Soft robotics a resource for the common good

The aim of the webinar is to discover the latest bio-inspired soft robots, their main applications for social good, and the challenges for wider implementation of this next generation of AI-powered robots. Despite robot hardware still relying mainly on hard components, robots have started to incorporate softness with the use of materials similar to those of living organisms. Inspirated by the elegance, adaptability and efficiency of the natural kingdom, biologically inspired soft robots hold great promise for safer and more flexible interactions since they can adapt their shape and behavior to complex, dynamic environments.
The webinar addresses two sustainable goals of the 2030 Agenda: Goal 9, Industry, Innovation and Infrastructure, and Goal 14, Life Beow Water.

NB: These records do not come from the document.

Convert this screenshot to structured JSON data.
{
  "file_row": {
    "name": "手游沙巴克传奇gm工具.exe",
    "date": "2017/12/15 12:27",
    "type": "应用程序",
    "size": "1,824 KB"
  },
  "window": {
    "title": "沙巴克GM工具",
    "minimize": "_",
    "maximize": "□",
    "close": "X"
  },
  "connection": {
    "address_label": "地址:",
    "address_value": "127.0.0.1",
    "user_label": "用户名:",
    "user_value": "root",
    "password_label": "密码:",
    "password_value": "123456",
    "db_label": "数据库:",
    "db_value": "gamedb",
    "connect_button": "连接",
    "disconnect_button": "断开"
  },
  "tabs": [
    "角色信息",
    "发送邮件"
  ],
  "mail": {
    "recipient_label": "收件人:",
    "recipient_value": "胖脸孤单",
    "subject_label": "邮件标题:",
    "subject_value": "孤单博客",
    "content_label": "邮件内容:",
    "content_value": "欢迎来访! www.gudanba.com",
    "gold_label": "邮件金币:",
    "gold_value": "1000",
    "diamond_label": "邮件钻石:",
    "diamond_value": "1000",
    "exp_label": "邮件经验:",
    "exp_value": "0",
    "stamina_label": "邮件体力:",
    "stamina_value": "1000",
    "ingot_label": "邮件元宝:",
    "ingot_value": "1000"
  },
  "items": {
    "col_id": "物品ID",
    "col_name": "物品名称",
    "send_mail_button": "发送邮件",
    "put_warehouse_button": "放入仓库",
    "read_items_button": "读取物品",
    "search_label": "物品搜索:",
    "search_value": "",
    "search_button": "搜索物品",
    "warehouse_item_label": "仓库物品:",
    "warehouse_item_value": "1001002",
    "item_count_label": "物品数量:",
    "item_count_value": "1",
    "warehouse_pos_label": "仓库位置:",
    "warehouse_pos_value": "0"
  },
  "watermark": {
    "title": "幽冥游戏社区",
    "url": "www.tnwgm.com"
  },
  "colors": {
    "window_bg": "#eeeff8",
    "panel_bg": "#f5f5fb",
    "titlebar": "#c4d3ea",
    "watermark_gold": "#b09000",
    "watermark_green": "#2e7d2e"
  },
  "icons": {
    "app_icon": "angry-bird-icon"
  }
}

Specifically, Matteo Cianchetti discusses the scientific progress achieved within the Soft-Grip european project, of which the BioRobotics Institute of the Scuola Sant'Anna is coordinator.